[[ Supplied records, beginning ]]

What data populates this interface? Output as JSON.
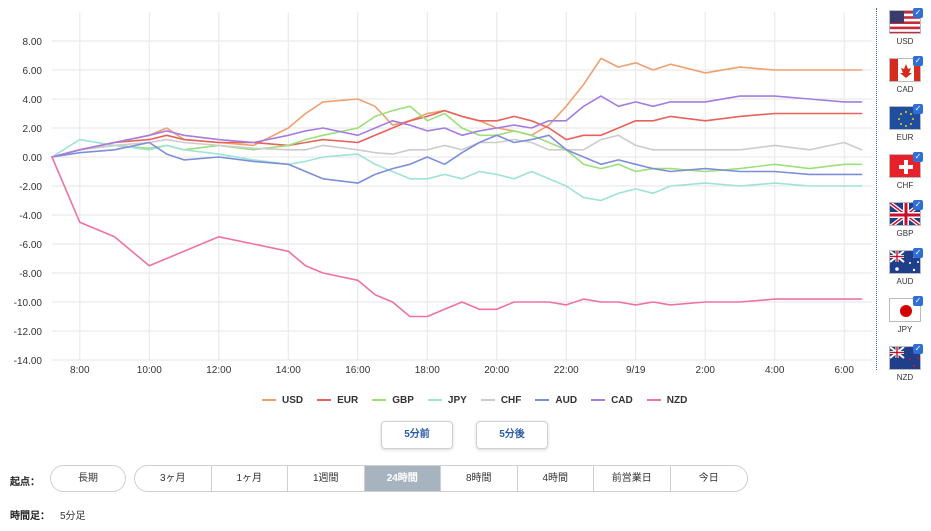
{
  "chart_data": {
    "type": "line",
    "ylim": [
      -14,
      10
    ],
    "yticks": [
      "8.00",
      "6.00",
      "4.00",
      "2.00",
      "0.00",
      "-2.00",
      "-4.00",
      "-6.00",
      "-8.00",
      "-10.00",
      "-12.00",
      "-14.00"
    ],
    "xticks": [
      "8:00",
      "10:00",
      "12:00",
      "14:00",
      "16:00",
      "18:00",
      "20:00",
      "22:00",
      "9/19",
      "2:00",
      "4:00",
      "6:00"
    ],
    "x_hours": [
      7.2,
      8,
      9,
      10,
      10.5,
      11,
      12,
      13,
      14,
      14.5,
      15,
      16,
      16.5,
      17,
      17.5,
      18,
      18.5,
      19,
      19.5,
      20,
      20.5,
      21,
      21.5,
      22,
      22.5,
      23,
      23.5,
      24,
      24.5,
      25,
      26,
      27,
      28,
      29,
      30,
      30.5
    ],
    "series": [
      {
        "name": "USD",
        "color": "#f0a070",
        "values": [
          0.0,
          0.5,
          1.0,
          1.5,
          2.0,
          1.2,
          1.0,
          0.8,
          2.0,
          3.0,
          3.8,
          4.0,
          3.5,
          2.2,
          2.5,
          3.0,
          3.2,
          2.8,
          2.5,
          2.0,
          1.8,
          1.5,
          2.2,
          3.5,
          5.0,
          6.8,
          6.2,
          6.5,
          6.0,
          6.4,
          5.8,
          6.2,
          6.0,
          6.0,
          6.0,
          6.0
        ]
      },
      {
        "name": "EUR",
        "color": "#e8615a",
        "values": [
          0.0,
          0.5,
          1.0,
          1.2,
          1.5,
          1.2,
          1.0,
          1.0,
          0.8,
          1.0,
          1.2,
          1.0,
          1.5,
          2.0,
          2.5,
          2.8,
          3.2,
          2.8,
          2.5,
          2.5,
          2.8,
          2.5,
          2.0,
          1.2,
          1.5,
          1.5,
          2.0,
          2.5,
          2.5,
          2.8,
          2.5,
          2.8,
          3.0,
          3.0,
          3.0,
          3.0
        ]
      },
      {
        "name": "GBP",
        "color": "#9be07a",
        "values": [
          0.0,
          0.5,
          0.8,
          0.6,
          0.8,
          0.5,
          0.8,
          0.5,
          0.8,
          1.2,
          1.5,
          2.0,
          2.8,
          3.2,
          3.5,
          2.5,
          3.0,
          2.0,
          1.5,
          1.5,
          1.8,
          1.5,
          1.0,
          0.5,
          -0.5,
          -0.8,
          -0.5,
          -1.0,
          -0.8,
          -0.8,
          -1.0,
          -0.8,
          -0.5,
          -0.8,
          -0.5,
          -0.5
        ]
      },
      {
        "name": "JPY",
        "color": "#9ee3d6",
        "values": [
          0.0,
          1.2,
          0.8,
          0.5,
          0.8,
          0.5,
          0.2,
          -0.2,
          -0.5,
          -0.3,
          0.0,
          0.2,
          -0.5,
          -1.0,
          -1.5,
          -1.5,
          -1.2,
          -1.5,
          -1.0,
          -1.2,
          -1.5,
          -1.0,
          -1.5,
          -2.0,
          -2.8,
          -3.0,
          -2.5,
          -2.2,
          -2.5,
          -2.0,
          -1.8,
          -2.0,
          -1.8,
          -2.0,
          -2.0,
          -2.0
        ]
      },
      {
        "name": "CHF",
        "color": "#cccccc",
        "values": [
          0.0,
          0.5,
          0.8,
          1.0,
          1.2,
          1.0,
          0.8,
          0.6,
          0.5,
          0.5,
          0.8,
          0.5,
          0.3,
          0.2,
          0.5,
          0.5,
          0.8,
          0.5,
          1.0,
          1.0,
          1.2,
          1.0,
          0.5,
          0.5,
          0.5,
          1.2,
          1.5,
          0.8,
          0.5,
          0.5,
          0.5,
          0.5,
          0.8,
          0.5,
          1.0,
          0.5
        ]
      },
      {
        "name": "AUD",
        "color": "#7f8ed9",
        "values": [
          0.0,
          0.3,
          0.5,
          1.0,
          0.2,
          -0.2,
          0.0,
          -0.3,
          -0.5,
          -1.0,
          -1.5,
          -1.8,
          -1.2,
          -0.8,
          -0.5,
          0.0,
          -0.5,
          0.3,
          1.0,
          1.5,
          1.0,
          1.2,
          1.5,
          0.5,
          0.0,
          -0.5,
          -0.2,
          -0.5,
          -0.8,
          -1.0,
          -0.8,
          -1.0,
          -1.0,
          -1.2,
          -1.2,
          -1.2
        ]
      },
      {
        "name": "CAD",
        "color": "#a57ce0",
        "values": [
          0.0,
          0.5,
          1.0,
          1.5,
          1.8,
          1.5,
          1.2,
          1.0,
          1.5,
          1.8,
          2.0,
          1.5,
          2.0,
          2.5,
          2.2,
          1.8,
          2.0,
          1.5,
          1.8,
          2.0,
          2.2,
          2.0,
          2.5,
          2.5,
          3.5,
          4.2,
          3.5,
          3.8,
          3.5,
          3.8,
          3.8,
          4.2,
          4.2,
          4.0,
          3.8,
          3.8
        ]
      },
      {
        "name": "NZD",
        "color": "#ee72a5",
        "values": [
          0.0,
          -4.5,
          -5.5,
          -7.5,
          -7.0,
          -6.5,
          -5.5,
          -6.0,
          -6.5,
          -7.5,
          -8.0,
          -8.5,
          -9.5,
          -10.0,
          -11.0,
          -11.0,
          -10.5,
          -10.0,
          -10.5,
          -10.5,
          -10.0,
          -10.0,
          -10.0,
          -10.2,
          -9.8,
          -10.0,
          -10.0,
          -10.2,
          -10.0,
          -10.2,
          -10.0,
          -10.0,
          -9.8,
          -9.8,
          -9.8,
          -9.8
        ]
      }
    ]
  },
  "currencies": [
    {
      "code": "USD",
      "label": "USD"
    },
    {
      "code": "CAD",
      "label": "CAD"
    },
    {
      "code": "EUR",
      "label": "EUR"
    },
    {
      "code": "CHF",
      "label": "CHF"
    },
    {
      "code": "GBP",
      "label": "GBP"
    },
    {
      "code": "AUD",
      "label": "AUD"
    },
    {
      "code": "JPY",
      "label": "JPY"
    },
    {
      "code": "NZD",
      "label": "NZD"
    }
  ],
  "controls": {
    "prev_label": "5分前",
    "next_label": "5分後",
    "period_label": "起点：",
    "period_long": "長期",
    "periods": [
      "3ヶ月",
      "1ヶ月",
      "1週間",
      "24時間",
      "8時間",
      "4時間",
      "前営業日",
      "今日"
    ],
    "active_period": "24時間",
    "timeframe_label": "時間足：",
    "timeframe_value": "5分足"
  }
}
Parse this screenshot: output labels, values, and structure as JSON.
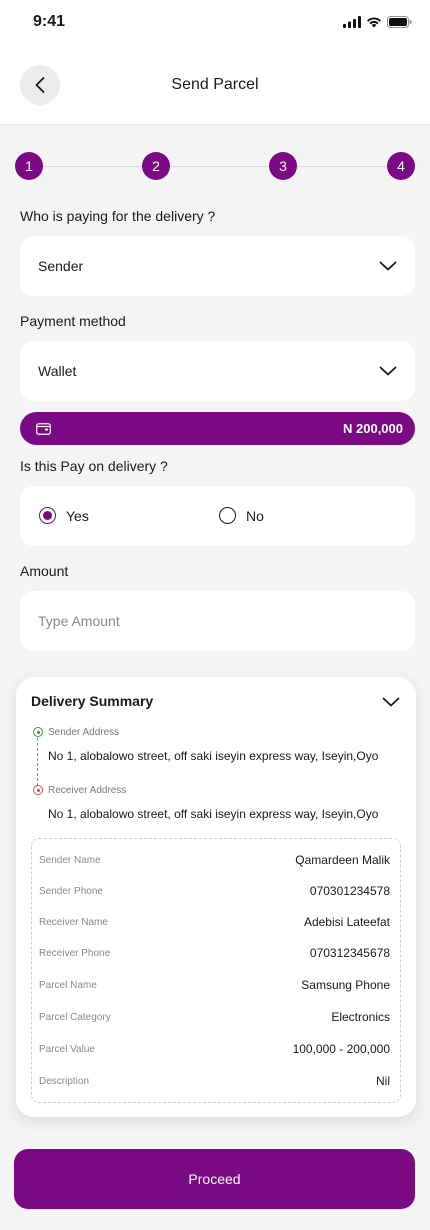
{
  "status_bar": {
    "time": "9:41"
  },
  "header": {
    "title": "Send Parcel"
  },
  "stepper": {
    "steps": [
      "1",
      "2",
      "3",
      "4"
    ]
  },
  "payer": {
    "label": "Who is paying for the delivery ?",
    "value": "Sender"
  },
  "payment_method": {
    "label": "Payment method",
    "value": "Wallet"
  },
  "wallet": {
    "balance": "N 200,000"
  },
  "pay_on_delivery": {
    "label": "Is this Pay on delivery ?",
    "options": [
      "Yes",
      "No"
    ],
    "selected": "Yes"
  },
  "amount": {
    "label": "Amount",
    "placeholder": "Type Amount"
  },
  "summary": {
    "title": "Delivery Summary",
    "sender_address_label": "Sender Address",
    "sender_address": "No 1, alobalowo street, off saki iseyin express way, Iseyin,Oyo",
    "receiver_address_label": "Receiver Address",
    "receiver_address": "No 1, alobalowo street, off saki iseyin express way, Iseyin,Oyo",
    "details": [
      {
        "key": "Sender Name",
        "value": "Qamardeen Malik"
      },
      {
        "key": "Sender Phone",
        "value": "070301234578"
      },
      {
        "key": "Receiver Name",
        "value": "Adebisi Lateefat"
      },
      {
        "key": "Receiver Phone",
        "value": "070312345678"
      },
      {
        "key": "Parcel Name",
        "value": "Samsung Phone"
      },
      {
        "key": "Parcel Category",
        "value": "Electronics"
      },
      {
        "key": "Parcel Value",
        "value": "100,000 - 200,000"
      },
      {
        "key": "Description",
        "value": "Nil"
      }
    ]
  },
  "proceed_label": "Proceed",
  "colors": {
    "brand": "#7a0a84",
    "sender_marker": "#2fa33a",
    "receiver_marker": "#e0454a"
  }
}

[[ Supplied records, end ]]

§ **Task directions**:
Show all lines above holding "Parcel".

§ **Solved problem**:
    "title": "Send Parcel"
        "key": "Parcel Name",
        "key": "Parcel Category",
        "key": "Parcel Value",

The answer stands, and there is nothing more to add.